  45. Raymond Fisman, 2001. "Estimating the Value of Political Connections," American Economic Review, American Economic Association, vol. 91(4), pages 1095-1102, September.
  46. Hongbin Li & Lingsheng Meng & Junsen Zhang, 2005. "Why Do Entrepreneurs Enter Politics?," Discussion Papers 00009, Chinese University of Hong Kong, Department of Economics.
  47. Keefer, Philip & Vlaicu, Razvan, 2005. "Democracy, credibility and clientelism," Policy Research Working Paper Series 3472, The World Bank.
  48. Acemoglu, Daron & Robinson, James A & Verdier, Thierry, 2003. "Kleptocracy and Divide-and-Rule: A Model of Personal Rule," CEPR Discussion Papers 4059, C.E.P.R. Discussion Papers.
Full references (including those not matched with items on IDEAS)

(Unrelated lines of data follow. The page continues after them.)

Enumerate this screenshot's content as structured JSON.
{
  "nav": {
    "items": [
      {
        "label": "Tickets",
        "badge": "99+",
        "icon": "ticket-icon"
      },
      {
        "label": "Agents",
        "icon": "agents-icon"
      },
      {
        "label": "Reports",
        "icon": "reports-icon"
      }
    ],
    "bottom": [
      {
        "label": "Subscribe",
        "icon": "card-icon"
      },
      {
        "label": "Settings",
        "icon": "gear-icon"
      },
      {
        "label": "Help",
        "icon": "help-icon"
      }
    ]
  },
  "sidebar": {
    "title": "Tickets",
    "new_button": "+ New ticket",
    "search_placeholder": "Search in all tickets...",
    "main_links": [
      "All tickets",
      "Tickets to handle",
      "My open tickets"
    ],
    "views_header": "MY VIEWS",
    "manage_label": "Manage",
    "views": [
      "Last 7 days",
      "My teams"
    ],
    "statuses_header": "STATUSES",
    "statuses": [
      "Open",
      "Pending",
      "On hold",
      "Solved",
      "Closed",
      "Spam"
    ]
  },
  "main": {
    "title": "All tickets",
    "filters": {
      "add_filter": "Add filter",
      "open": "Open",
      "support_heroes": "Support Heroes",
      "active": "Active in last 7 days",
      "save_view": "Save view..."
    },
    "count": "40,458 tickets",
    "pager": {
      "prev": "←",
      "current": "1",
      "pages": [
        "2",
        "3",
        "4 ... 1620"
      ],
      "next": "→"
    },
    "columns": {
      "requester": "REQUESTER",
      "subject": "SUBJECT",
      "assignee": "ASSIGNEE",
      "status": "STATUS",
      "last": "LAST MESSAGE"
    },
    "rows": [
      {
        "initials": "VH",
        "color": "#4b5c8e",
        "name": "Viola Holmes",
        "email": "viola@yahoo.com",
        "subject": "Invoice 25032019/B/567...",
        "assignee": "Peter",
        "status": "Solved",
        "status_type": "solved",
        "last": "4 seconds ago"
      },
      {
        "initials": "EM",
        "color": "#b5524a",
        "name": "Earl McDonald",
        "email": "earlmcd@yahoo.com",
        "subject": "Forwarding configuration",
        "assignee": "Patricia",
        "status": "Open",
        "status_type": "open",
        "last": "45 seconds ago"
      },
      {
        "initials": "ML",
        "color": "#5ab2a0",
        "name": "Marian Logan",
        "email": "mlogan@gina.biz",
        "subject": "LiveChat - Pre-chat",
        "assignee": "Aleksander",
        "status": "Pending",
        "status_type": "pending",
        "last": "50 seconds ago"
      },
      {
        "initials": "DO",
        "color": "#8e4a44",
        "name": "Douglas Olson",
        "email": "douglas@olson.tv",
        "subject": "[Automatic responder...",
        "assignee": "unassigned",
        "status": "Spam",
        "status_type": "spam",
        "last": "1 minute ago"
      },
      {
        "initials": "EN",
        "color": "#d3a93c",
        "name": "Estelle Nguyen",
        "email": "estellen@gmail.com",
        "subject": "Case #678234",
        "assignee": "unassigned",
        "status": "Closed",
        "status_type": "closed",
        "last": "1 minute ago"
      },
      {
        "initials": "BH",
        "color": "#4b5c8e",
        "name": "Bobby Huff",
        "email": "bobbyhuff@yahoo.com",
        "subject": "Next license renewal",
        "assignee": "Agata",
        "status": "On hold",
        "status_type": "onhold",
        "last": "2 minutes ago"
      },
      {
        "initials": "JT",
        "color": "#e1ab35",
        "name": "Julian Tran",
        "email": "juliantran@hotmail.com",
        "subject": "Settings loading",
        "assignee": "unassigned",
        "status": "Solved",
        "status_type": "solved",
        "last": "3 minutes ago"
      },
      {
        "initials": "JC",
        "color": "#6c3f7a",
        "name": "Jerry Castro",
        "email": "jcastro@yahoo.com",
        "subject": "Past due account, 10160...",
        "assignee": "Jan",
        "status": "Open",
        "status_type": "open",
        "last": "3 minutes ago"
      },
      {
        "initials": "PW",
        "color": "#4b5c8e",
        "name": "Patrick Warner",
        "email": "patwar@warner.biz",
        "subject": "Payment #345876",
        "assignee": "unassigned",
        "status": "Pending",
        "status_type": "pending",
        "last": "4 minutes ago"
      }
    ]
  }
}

This item is not listed on Wikipedia, on a reading list or among the top items on IDEAS.

When requesting a correction, please mention this item's handle: RePEc:hal:journl:halshs-00754432. See general information about how to correct material in RePEc.

For technical questions regarding this item, or to correct its authors, title, abstract, bibliographic or download information, contact: (CCSD)

If you have authored this item and are not yet registered with RePEc, we encourage you to do it here. This allows to link your profile to this item. It also allows you to accept potential citations to this item that we are uncertain about.

If references are entirely missing, you can add them using this form.

If the full references list an item that is present in RePEc, but the system did not link to it, you can help with this form.

If you know of missing items citing this one, you can help us creating those links by adding the relevant references in the same way as above, for each refering item. If you are a registered author of this item, you may also want to check the "citations" tab in your profile, as there may be some citations waiting for confirmation.

Please note that corrections may take a couple of weeks to filter through the various RePEc services.

This information is provided to you by IDEAS at the Research Division of the Federal Reserve Bank of St. Louis using RePEc data.